The impression that Washington is giving up its missile defense project will be no more than an illusion. This is clear from statements made by Obama himself, not to mention members of his team. At the international conference in Munich last February, U.S. Vice President Joseph Biden said that the United States would continue developing its missile defense system to counteract Iran's growing potentialities. On April 5, Obama repeated this point, saying that America will continue implementing its missile defense program, which has proved its effectiveness, as long as the threat from Iran exists.
Now Washington is revising the prospects, costs, and possibly some technical parameters of its missile defense system. It wants to use this time for pause for conducting talks and legally sealing the established strategic imbalance of forces, and for suggesting a system of verifications, which would help its clandestine intelligence. It also wants to carry out space and airborne reconnaissance to identify as precisely as possible the potential of Russian nuclear forces and opportunities of their development.
A considerable part of the Russian ruling class is oriented towards cooperation with the United States - and the Russian leaders cannot ignore this factor. At the same time, there is an obvious link between offensive and defensive armaments; this fact was introduced at Russia's initiative into the Joint Statement by President Dmitry Medvedev of the Russian Federation and President Barack Obama of the United States of America. The two sides are in for complicated, and, most likely, lengthy talks.
It is not only Russia which is interested in the signing of documents to promote long-term stability rather than in sealing a prospect of weakening one of the sides.

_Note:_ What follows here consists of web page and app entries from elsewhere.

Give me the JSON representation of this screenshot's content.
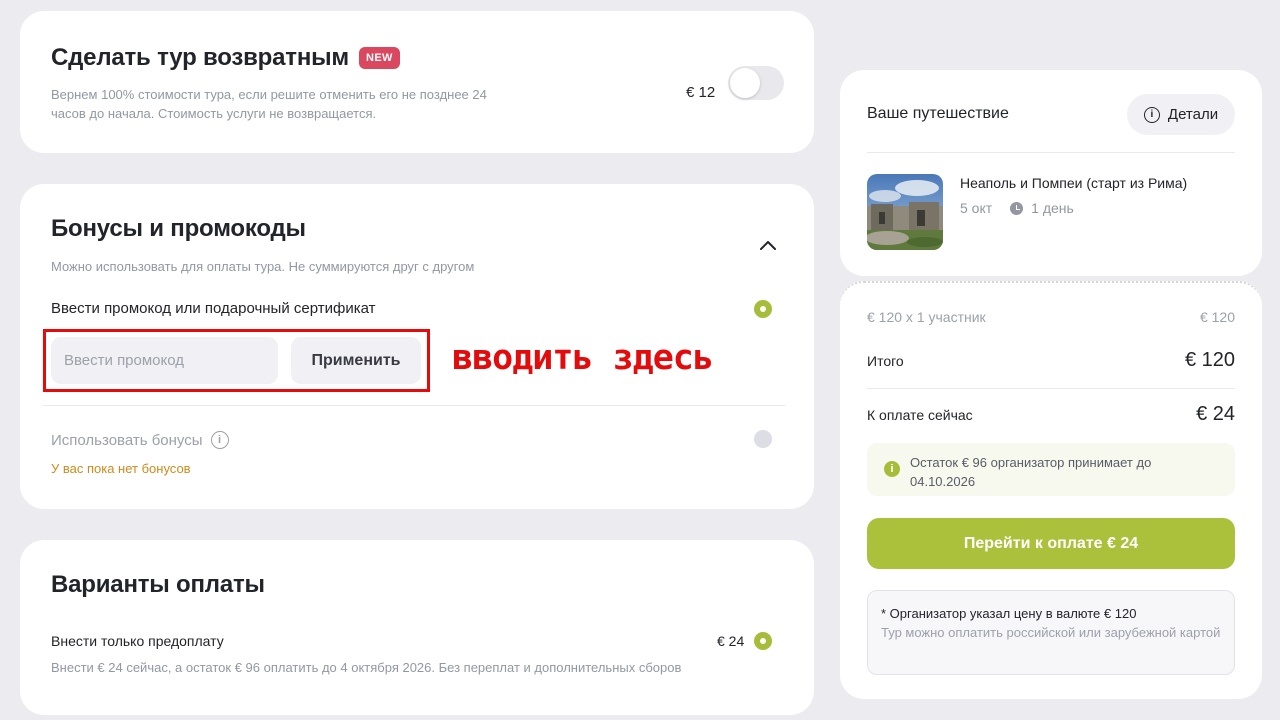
{
  "refund": {
    "title": "Сделать тур возвратным",
    "badge": "NEW",
    "description": "Вернем 100% стоимости тура, если решите отменить его не позднее 24 часов до начала. Стоимость услуги не возвращается.",
    "price": "€ 12",
    "toggle_on": false
  },
  "bonus": {
    "title": "Бонусы и промокоды",
    "subtitle": "Можно использовать для оплаты тура. Не суммируются друг с другом",
    "promo_label": "Ввести промокод или подарочный сертификат",
    "promo_placeholder": "Ввести промокод",
    "promo_value": "",
    "apply_label": "Применить",
    "annotation": "вводить здесь",
    "bonuses_label": "Использовать бонусы",
    "no_bonuses": "У вас пока нет бонусов"
  },
  "payment": {
    "title": "Варианты оплаты",
    "option_label": "Внести только предоплату",
    "option_price": "€ 24",
    "option_description": "Внести € 24 сейчас, а остаток € 96 оплатить до 4 октября 2026. Без переплат и дополнительных сборов"
  },
  "trip": {
    "heading": "Ваше путешествие",
    "details_label": "Детали",
    "tour_name": "Неаполь и Помпеи (старт из Рима)",
    "date": "5 окт",
    "duration": "1 день"
  },
  "summary": {
    "per_person_label": "€ 120 x 1 участник",
    "per_person_value": "€ 120",
    "total_label": "Итого",
    "total_value": "€ 120",
    "pay_now_label": "К оплате сейчас",
    "pay_now_value": "€ 24",
    "remainder_note": "Остаток € 96 организатор принимает до 04.10.2026",
    "pay_button": "Перейти к оплате € 24",
    "footnote_line1": "* Организатор указал цену в валюте € 120",
    "footnote_line2": "Тур можно оплатить российской или зарубежной картой"
  },
  "colors": {
    "accent_green": "#acc13b",
    "badge_red": "#d9485f",
    "annotation_red": "#e30b0b",
    "warning_orange": "#d08b1a"
  },
  "icons": [
    "chevron-up-icon",
    "info-icon",
    "clock-icon"
  ]
}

This will benefit the whole world, or at least all those countries, which are devoted to freedom in international relations.
Yevgeny Kozhokhin, Ph.D (History), is a professor at Moscow State University.
The opinions expressed in this article are the author's and do not necessarily represent those of RIA Novosti.